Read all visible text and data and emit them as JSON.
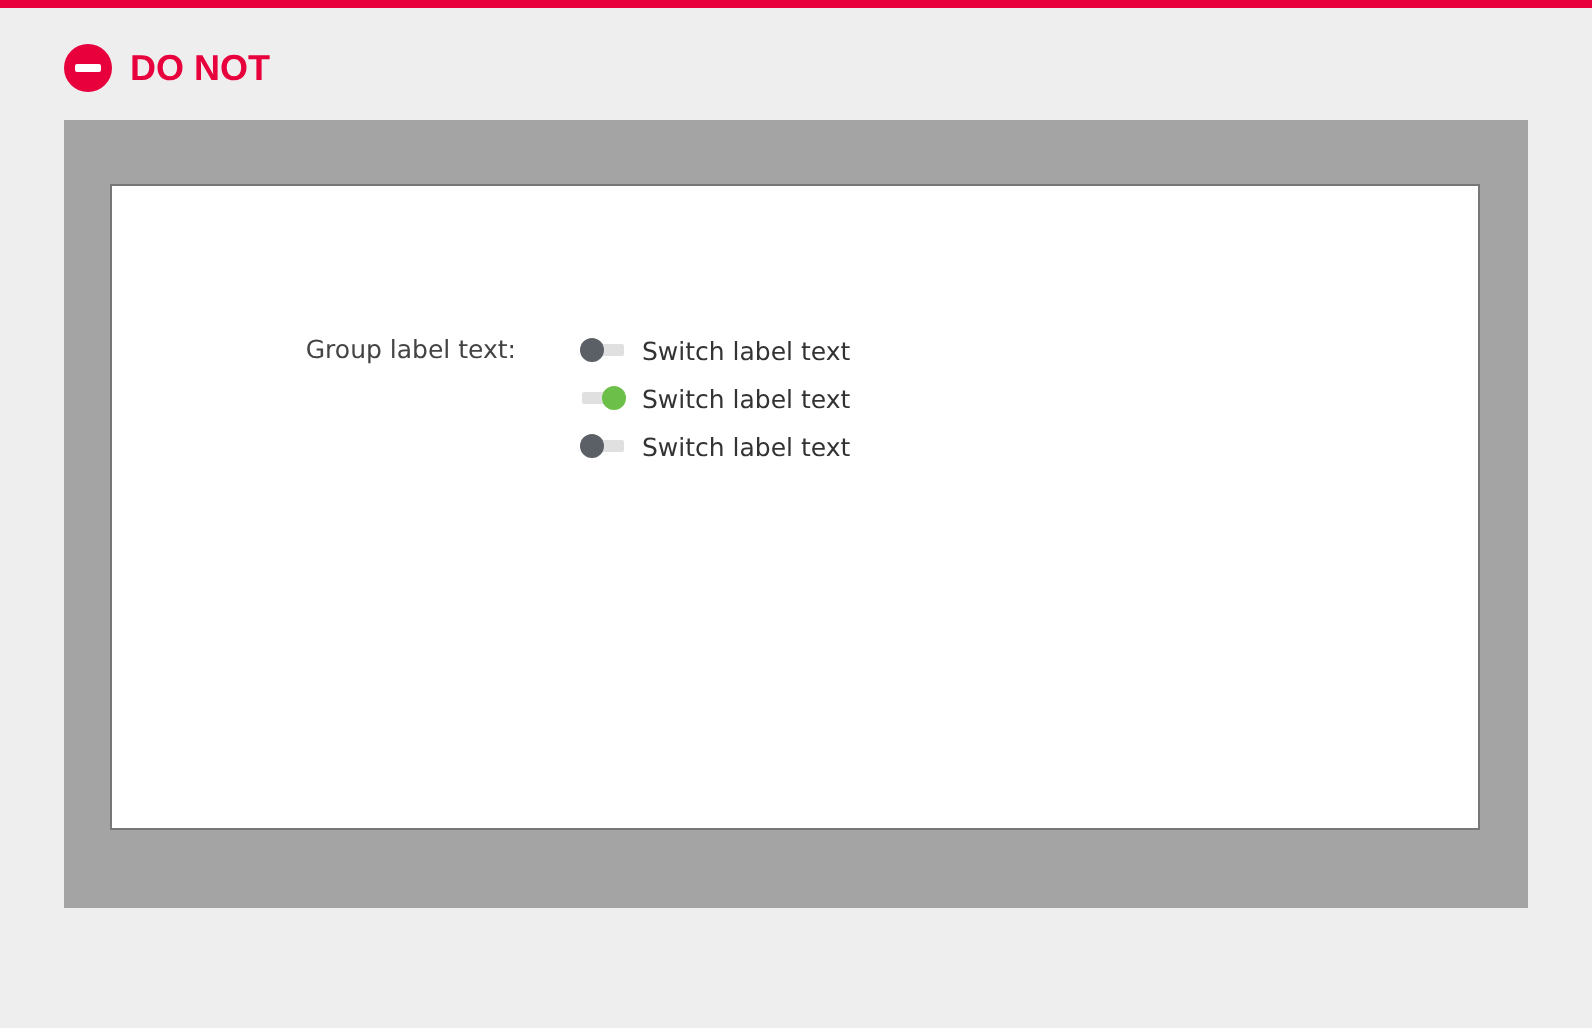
{
  "header": {
    "title": "DO NOT"
  },
  "group": {
    "label": "Group label text:",
    "switches": [
      {
        "label": "Switch label text",
        "on": false
      },
      {
        "label": "Switch label text",
        "on": true
      },
      {
        "label": "Switch label text",
        "on": false
      }
    ]
  }
}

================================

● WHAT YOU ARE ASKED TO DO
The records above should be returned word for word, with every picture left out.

● TASK OUTPUT
Read all visible text and data and emit them as JSON.
{
  "header": {
    "title": "DO NOT"
  },
  "group": {
    "label": "Group label text:",
    "switches": [
      {
        "label": "Switch label text",
        "on": false
      },
      {
        "label": "Switch label text",
        "on": true
      },
      {
        "label": "Switch label text",
        "on": false
      }
    ]
  }
}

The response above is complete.